How Marijuana Impairs Driving Capabilities
Marijuana impairs driving abilities by affecting the following skills:
- Motor coordination
- Reaction time
- Short-term memory and concentration
- Maintaining a steady path
- Keeping consistent and safe speeds
- Decision-making abilities
- Handling unexpected situations
Consequently, it is advised to refrain from driving if you have recently used marijuana.
Driving Under the Influence of Other Substances
Laws and regulations concerning impaired driving typically focus on a driver’s capacity to safely operate a vehicle rather than the specific substance causing the impairment. Besides cannabis, prescription drugs (such as opioids, cold medications, and pain relievers), over-the-counter medications, and illicit drugs (like cocaine and LSD) can also impair driving abilities.
Although over-the-counter and prescription drugs are legal when prescribed by a healthcare professional, driving under their influence is still considered impaired driving if they affect the driver’s ability to safely operate a vehicle. It is crucial for drivers to read the labels and adhere to the recommended dosages for these medications to minimize impairment risks.
How Alcohol Affects Driving Abilities
Alcohol impairs driving by affecting various cognitive and motor skills essential for safely operating a vehicle. When a person consumes alcohol, it is absorbed into the bloodstream and impacts the central nervous system. The degree of impairment depends on factors such as the volume of alcohol consumed, the consumption rate, body weight, and individual tolerance. Some key ways alcohol impairs driving include:
- Slower reaction time
- Hindered motor coordination
- Difficulty focusing
- Blurred or double vision
- Sleepiness and fatigue
Since even small amounts of cannabis can affect reaction time, driving with any trace of it in your system can increase the likelihood of accidents.
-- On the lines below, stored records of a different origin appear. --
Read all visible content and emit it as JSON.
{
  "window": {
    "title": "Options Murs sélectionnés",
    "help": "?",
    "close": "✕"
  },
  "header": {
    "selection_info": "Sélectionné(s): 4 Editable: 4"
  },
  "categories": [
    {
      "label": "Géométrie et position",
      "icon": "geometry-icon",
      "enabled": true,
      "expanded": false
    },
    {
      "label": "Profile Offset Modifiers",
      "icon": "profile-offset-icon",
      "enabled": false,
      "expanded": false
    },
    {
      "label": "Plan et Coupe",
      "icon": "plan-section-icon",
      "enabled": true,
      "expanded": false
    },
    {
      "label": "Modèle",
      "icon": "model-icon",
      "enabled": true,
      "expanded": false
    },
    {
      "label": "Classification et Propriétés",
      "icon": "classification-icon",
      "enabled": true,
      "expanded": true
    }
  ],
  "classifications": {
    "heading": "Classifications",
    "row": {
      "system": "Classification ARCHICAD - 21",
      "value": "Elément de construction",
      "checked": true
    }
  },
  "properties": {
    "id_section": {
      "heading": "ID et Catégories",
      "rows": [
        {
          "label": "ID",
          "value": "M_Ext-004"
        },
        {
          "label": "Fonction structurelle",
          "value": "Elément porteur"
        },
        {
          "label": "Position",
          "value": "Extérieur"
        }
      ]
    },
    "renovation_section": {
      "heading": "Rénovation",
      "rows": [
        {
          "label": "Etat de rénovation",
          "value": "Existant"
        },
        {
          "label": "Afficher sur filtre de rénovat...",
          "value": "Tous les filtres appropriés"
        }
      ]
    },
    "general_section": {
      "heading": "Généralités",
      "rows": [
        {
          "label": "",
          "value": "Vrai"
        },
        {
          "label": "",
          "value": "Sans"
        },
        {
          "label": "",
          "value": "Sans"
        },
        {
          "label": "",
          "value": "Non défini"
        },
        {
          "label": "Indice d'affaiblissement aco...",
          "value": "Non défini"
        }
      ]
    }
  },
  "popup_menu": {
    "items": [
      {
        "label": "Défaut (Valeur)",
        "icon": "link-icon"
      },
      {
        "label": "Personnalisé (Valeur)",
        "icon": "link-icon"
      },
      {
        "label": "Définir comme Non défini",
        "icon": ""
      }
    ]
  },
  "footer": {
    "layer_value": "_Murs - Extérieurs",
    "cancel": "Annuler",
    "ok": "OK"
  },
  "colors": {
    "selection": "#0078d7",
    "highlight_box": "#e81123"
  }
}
Regardless of whether you have consumed alcohol, used drugs, or taken legal medications, driving while impaired is never advisable.
If you have been charged with drugged or drunk driving, call or text us 24 hours a day, seven days a week at 1 (855) 585-1777.